## Instructions for the task
Based on the entries below, how many lines contain the word "post"? Respond with only the number.

(Entries from a dataset of interfaces)
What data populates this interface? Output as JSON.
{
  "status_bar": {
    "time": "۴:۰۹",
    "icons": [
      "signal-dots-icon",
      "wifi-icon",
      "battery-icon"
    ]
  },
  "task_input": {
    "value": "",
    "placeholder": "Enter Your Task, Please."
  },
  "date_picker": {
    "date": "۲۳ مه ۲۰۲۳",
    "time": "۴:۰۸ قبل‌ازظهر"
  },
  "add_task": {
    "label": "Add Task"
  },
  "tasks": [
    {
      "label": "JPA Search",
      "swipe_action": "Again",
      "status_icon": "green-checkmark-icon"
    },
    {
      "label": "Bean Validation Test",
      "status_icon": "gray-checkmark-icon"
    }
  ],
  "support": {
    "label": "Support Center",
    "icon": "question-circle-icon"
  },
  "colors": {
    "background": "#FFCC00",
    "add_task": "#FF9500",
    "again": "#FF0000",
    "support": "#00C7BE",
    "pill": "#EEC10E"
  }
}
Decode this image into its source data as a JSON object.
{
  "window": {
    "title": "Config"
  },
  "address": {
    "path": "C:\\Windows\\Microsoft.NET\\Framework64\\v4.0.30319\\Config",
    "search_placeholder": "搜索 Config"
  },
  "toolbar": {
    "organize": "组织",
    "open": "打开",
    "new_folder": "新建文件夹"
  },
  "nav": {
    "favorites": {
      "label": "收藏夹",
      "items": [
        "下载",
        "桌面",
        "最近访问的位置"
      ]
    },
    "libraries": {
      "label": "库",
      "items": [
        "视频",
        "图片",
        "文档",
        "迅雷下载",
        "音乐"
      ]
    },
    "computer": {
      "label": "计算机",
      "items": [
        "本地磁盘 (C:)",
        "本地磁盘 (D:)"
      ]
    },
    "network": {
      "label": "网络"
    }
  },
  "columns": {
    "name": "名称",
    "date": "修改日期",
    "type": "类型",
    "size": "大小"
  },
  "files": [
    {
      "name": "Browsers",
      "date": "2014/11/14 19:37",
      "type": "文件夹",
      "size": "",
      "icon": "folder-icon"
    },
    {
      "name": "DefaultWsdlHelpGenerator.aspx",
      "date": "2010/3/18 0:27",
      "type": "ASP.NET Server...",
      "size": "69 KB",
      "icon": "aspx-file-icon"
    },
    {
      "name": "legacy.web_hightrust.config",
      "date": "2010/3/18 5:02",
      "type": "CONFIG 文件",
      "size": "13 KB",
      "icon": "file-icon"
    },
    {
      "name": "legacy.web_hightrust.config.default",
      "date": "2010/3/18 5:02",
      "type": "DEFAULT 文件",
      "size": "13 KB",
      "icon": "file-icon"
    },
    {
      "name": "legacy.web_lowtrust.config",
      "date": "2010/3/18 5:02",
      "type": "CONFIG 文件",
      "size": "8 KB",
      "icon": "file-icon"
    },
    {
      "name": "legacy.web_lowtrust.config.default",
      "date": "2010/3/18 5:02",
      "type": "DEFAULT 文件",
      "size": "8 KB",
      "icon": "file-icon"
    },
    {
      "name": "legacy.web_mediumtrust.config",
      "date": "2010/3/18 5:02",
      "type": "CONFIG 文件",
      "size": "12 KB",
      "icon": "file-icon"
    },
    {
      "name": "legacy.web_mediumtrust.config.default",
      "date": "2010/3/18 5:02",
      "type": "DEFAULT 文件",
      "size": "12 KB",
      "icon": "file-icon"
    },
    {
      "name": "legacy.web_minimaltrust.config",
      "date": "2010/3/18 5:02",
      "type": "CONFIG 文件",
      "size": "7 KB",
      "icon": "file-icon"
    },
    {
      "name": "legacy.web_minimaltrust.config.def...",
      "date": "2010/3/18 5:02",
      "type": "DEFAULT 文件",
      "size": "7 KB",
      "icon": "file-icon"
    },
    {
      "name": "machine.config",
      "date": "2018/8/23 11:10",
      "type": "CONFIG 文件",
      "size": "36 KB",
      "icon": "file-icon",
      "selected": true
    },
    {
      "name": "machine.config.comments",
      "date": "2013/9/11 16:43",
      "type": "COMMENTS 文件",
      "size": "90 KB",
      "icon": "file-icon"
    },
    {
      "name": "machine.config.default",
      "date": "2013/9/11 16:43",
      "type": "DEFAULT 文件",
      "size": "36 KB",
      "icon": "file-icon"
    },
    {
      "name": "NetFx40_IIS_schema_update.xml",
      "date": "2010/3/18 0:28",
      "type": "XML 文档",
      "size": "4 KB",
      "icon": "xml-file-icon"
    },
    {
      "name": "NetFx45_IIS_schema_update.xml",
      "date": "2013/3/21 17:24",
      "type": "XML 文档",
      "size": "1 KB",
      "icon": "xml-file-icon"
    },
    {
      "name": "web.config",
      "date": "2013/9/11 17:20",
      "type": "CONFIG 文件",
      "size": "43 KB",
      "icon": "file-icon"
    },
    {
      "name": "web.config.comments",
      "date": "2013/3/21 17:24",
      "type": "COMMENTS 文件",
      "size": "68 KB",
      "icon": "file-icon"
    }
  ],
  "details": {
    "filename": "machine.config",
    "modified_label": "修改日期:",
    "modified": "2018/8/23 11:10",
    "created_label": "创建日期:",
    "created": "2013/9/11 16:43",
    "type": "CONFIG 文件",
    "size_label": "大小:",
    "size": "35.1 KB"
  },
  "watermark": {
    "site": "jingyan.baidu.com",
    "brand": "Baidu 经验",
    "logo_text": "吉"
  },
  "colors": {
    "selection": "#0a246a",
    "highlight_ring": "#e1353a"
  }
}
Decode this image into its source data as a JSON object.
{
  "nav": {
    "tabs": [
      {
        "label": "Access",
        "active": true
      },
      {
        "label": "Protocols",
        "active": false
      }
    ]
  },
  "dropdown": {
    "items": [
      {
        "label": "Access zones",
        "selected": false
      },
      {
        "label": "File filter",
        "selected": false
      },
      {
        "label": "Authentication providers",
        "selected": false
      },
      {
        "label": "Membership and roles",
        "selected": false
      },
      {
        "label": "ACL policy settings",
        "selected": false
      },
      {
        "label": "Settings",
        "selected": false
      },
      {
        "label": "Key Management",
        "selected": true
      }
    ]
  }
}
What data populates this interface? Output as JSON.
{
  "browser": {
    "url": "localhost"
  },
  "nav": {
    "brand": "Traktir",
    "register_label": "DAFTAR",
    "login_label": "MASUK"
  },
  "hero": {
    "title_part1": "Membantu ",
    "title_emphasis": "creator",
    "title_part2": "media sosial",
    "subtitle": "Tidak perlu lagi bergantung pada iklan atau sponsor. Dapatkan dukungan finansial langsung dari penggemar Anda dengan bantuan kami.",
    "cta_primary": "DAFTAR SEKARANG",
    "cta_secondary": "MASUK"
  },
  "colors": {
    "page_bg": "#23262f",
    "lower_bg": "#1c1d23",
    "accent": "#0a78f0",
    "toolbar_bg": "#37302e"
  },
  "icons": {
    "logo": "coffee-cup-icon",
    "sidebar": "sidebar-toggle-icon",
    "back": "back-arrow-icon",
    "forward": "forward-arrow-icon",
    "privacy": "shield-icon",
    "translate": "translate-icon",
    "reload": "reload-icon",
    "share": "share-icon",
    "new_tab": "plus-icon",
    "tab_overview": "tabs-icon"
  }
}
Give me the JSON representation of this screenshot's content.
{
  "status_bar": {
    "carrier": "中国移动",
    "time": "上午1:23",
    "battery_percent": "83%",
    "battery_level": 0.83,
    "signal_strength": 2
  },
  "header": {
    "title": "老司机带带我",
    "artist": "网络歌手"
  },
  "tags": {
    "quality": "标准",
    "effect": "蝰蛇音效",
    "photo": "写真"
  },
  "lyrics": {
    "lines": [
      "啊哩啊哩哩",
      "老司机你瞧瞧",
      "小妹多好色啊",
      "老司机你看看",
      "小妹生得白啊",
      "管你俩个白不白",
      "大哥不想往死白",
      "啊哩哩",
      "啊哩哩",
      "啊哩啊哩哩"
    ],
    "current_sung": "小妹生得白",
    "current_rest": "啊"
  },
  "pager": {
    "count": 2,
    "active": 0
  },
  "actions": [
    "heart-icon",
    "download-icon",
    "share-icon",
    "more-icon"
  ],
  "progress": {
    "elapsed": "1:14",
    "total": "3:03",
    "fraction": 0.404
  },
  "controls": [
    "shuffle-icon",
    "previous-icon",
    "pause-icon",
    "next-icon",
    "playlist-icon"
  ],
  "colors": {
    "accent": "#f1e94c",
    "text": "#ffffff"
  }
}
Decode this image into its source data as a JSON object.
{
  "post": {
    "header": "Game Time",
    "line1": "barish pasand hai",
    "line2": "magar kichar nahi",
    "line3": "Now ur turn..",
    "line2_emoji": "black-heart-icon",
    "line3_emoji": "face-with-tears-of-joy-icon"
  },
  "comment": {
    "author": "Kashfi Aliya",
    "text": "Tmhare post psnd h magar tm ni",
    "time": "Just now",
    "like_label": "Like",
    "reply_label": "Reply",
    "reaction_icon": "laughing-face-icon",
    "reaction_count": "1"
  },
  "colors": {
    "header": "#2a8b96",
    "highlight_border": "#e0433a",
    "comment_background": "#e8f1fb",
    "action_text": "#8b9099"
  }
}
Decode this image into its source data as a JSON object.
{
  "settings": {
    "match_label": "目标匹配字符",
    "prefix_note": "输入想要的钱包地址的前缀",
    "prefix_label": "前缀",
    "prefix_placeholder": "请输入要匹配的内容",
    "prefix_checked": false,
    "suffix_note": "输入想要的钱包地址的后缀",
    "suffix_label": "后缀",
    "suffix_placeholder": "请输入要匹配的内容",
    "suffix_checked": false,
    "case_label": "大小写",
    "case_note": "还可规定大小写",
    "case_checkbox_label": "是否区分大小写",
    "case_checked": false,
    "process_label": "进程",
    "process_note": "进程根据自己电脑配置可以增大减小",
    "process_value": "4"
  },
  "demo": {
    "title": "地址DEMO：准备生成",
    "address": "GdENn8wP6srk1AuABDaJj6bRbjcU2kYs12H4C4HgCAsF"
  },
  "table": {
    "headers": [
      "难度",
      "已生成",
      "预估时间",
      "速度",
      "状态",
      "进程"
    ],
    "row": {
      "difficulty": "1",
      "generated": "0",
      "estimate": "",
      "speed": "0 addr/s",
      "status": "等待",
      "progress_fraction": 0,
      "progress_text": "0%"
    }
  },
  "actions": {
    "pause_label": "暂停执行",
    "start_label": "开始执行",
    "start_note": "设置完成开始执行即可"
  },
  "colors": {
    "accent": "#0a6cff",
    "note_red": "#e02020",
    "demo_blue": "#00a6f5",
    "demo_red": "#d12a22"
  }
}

## Solution to this problem
2